Do You Know How Much To Tip?
A general guide to beauty salon etiquette. It includes tipping, a tipping guide and appointments-making etiquette. Referenced from Emily Post Manners.
If only everyone who offered a service of any kind were paid so well that he or she did not need to depend on tips, but unfortunately this is not the case. We must remember that many people are dependent on tips as part of their salary.
However, if the service is bad, they are rude, careless or inattentive, leave no tip and speak to the manager.
There is the argument that if we continue tipping despite bad service, we might as well make the tip mandatory because it fails the purpose of the 'system'.
What do you think? We will discuss this further below.
Who To Tip?

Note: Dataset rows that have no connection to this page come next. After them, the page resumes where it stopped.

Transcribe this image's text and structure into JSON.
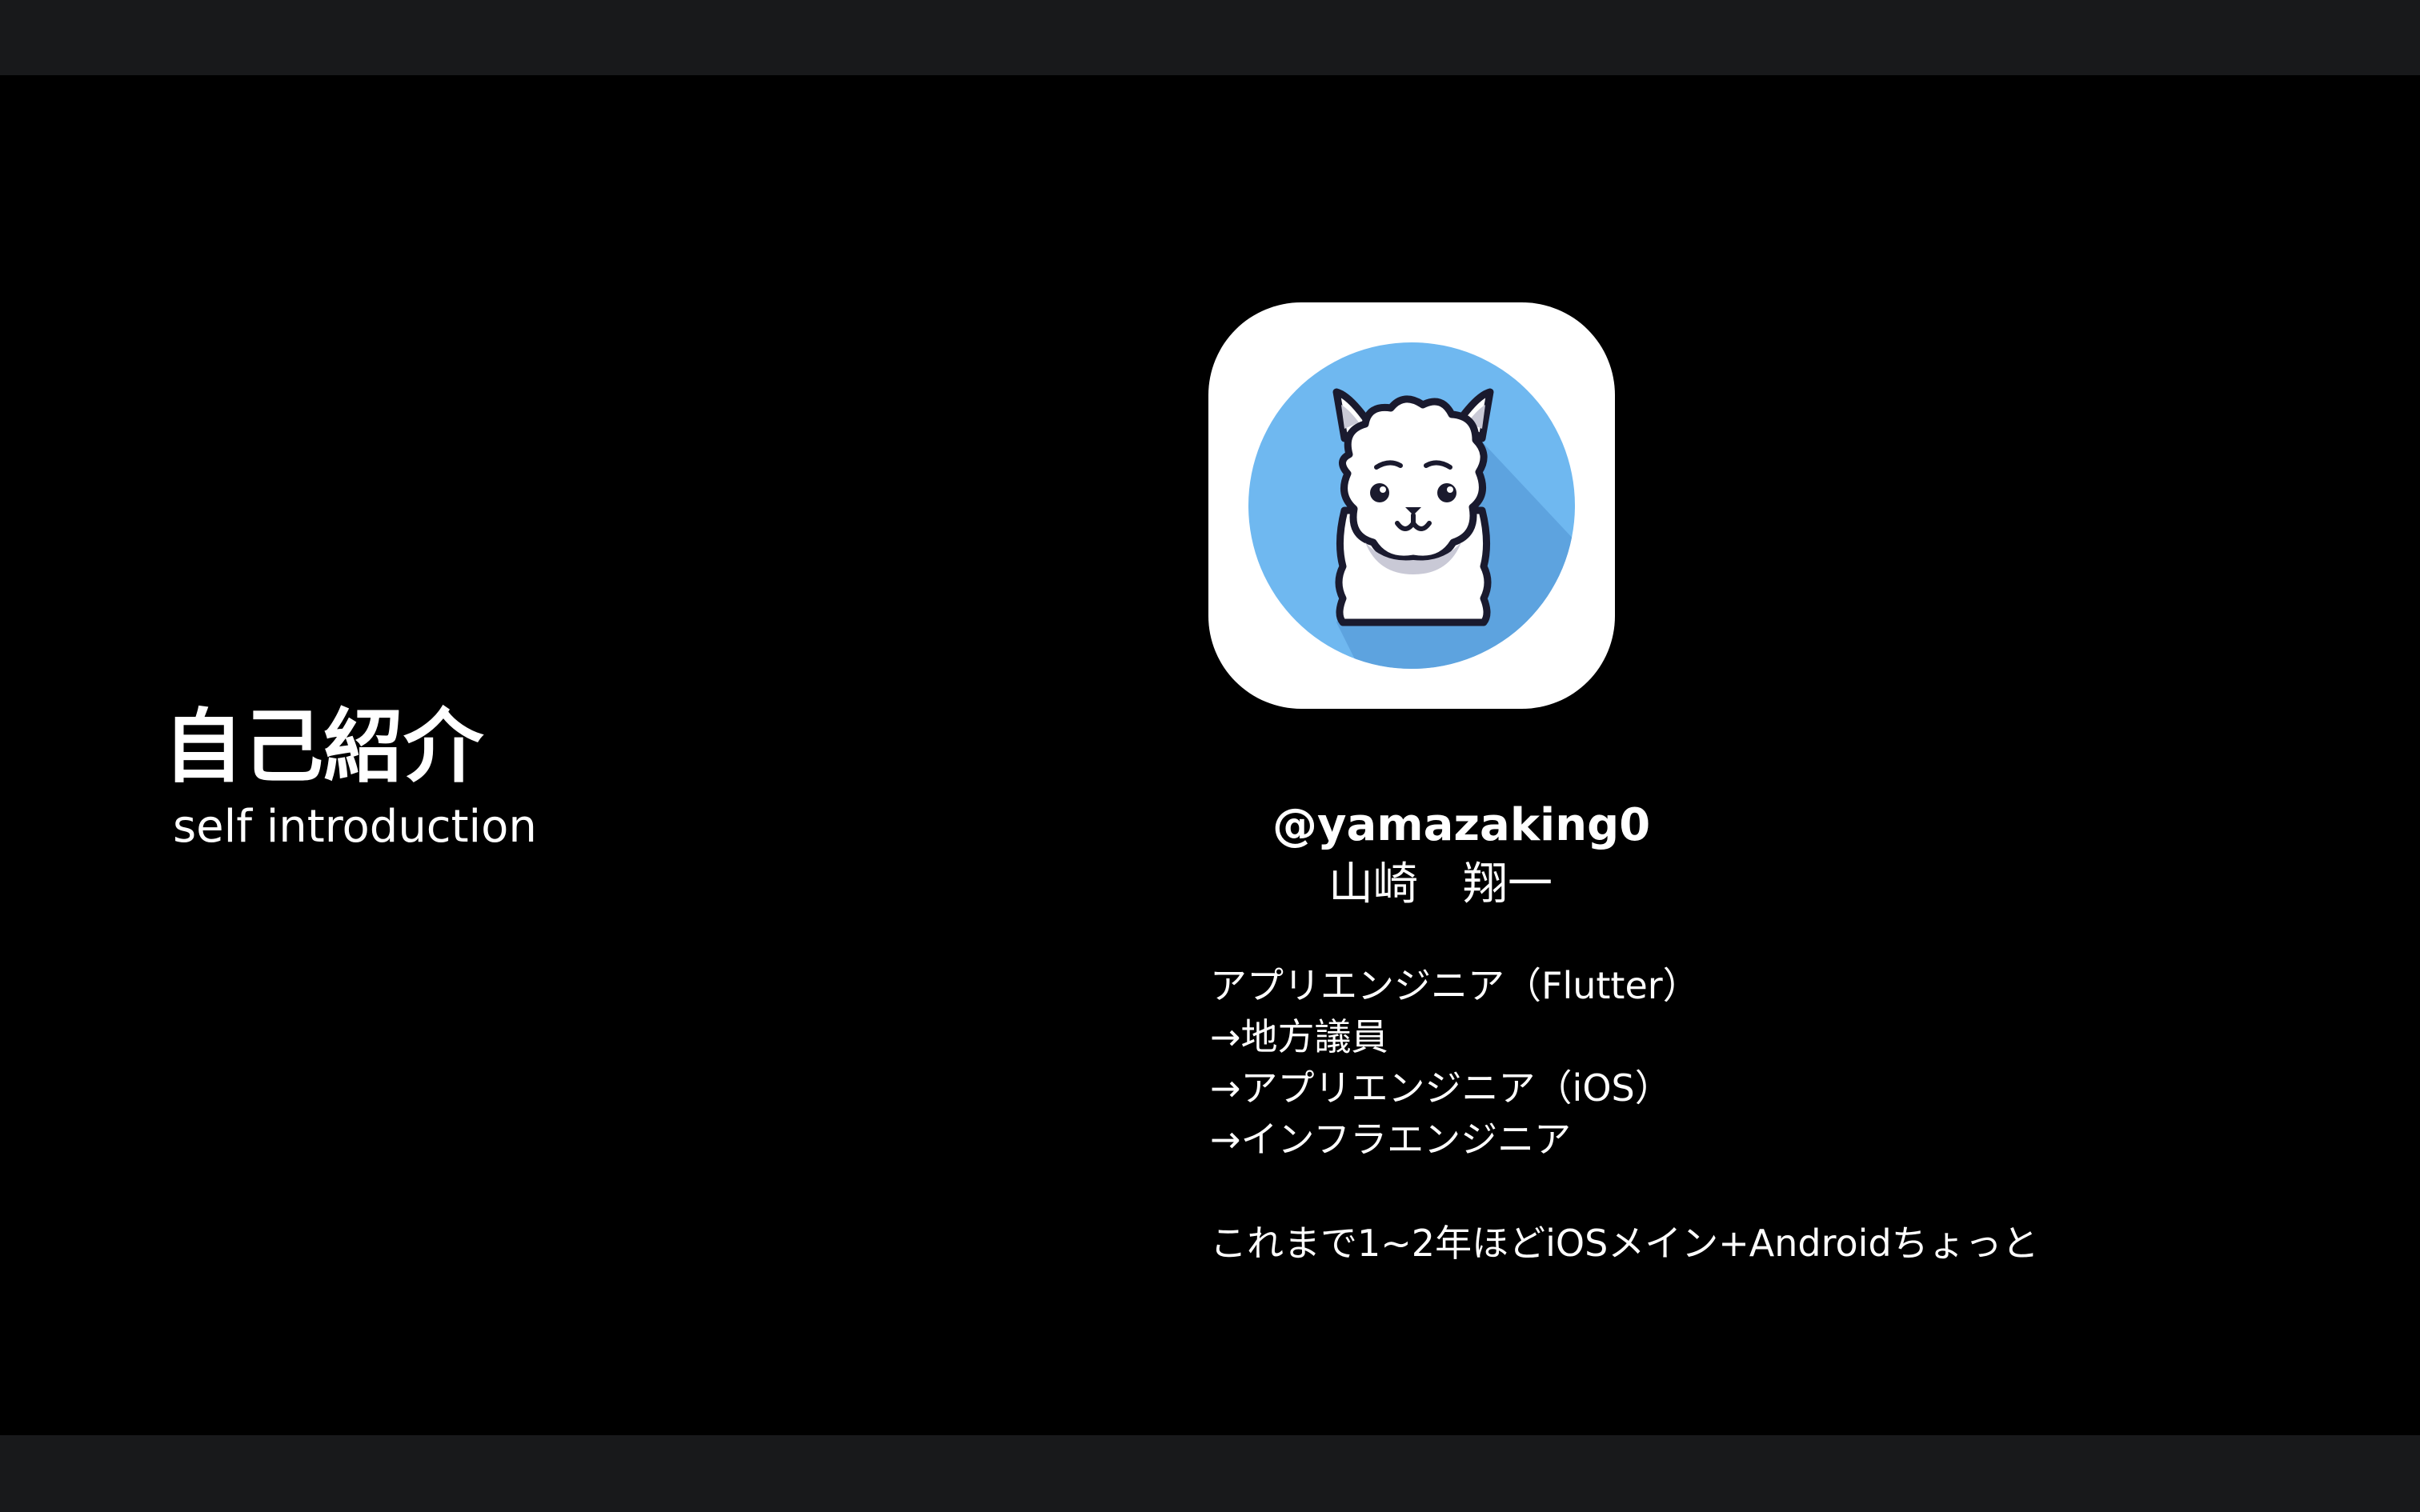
{
  "slide": {
    "title": "自己紹介",
    "subtitle": "self introduction"
  },
  "profile": {
    "avatar_icon": "alpaca-icon",
    "handle": "@yamazaking0",
    "name": "山崎　翔一",
    "career": [
      "アプリエンジニア（Flutter）",
      "→地方議員",
      "→アプリエンジニア（iOS）",
      "→インフラエンジニア"
    ],
    "experience": "これまで1~2年ほどiOSメイン+Androidちょっと"
  },
  "colors": {
    "background": "#000000",
    "chrome": "#18191b",
    "text": "#ffffff",
    "avatar_circle": "#6fb8f0",
    "avatar_shadow": "#5a9fdc",
    "alpaca_outline": "#1a1a2e"
  }
}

It can be confusing to know who should be tipped and how much because sometimes more than one beautician is involved in your appointment.
Beauty Salon Etiquette: Check the totals for each service provided when you are given the bill. Base your tip off the percentages of the bill. For instance, manicurist $12, hair styling $20 etc. Alternatively, you can follow the beauty salon etiquette tipping guide below.

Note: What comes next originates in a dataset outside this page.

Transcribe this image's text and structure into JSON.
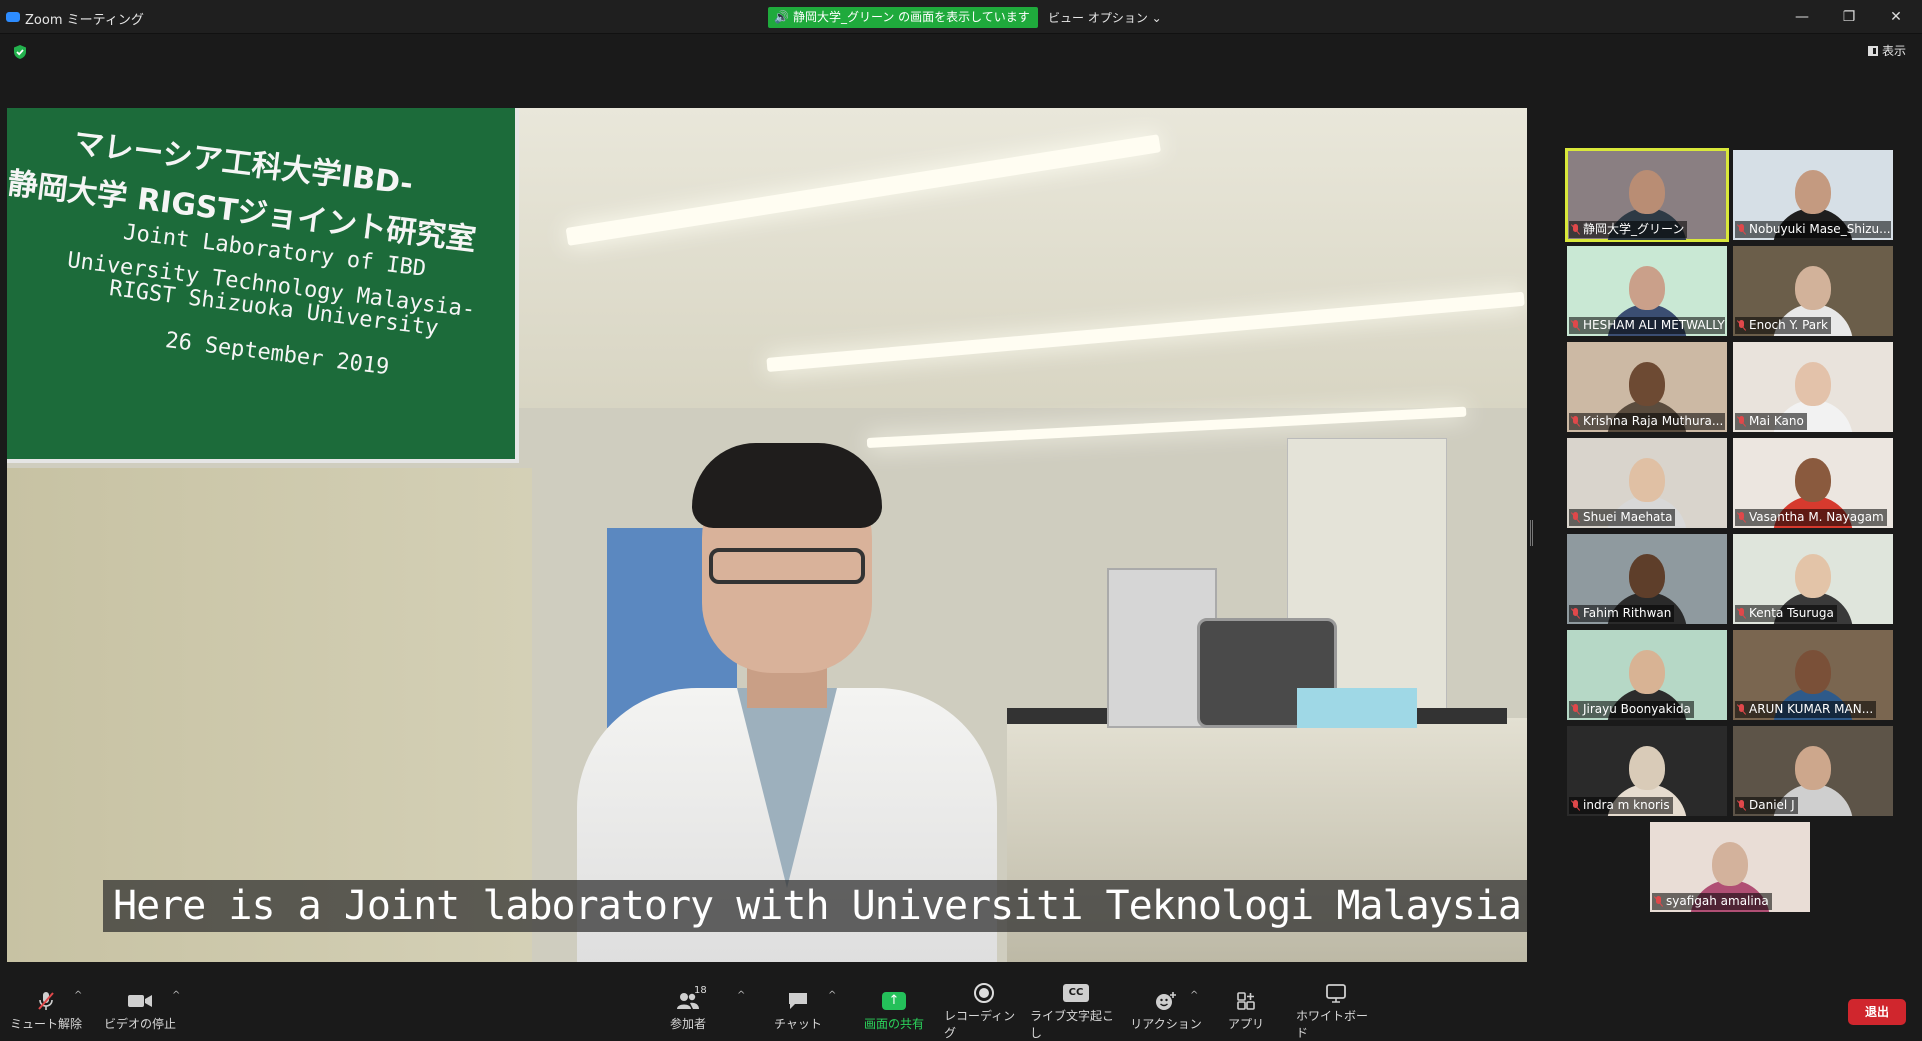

If there is a "service charge" on the bill, then you do not have to tip.
How Much To Tip?.
Beauty Salon Etiquette Tipping Guide

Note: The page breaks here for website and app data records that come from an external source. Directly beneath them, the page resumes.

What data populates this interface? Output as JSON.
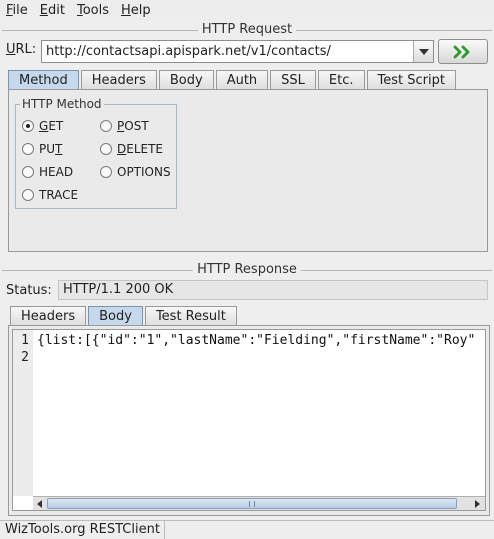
{
  "menu": [
    {
      "label": "File",
      "mnemonic": "F",
      "rest": "ile"
    },
    {
      "label": "Edit",
      "mnemonic": "E",
      "rest": "dit"
    },
    {
      "label": "Tools",
      "mnemonic": "T",
      "rest": "ools"
    },
    {
      "label": "Help",
      "mnemonic": "H",
      "rest": "elp"
    }
  ],
  "request": {
    "section_title": "HTTP Request",
    "url_label_mnemonic": "U",
    "url_label_rest": "RL:",
    "url_value": "http://contactsapi.apispark.net/v1/contacts/",
    "tabs": [
      "Method",
      "Headers",
      "Body",
      "Auth",
      "SSL",
      "Etc.",
      "Test Script"
    ],
    "active_tab": "Method",
    "method_group_title": "HTTP Method",
    "methods": {
      "get": {
        "pre": "",
        "mn": "G",
        "post": "ET",
        "checked": true
      },
      "post": {
        "pre": "",
        "mn": "P",
        "post": "OST",
        "checked": false
      },
      "put": {
        "pre": "PU",
        "mn": "T",
        "post": "",
        "checked": false
      },
      "delete": {
        "pre": "",
        "mn": "D",
        "post": "ELETE",
        "checked": false
      },
      "head": {
        "pre": "HEAD",
        "mn": "",
        "post": "",
        "checked": false
      },
      "options": {
        "pre": "OPTIONS",
        "mn": "",
        "post": "",
        "checked": false
      },
      "trace": {
        "pre": "TRACE",
        "mn": "",
        "post": "",
        "checked": false
      }
    }
  },
  "response": {
    "section_title": "HTTP Response",
    "status_label": "Status:",
    "status_value": "HTTP/1.1 200 OK",
    "tabs": [
      "Headers",
      "Body",
      "Test Result"
    ],
    "active_tab": "Body",
    "line_numbers": [
      "1",
      "2"
    ],
    "body_line1": "{list:[{\"id\":\"1\",\"lastName\":\"Fielding\",\"firstName\":\"Roy\""
  },
  "statusbar": {
    "text": "WizTools.org RESTClient"
  },
  "icons": {
    "go": "double-chevron-right-icon",
    "dropdown": "chevron-down-icon"
  },
  "colors": {
    "go_arrow": "#2e9a2e",
    "active_tab": "#c6d8ec"
  }
}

Colorists - 15 to 20 percent
Hair Stylist - 15 to 20 percent
Shampoo person - $1 - $3
Manicurist - $2 for simple manicures or 15-20 percent otherwise
Facial, make up, waxing or other personal service - 15 percent
In salons where there is a coatroom/changing room matron, $1 is the standard tip. If there is a fee for that, do not leave a tip.
When Tipping is Not Needed in Beauty Salon Etiquette
International travel tip:
A common feature of beauty salons in many other countries is that a service has a service charge automatically added to your bill to cover gratuities. In that case, an additional tip is not expected.
Making Appointments - The Elegant Way
The most common areas of concern of beauty salon etiquette are making appointments, being on time, and communicating with the beauty salon.
If you are in a less busy city where beauty salons are generally quiet with a handful of clients a day, you may walk in and ask for an appointment immediately. Otherwise, salons always appreciate an appointment before hand.
If you did not have the beauty salon's number, you can try your luck to see if they have a free slot. If you are late for your appointment, try to call at least 15 minutes in advance. Usually 15 minutes before the appointment time, we'll already know whether we will be late or not. This is out of consideration for others.
If you are not going to make your appointment, please call and cancel.
Not showing for an appointment is extremely rude. People often do not care because it doesn't not make a difference to their pocketbook. The beauty salon could have scheduled another client on that same time slot allocated. As a client, we also do not appreciate it when we arrive and find our time slot has been taken.
When we arrive and we find ourselves waiting, allow yourself about fifteen minutes of waiting time before you get annoyed. Sometimes another client's hair may have been more difficult to manage so on and so forth.
You might like:
Go back to Etiquette.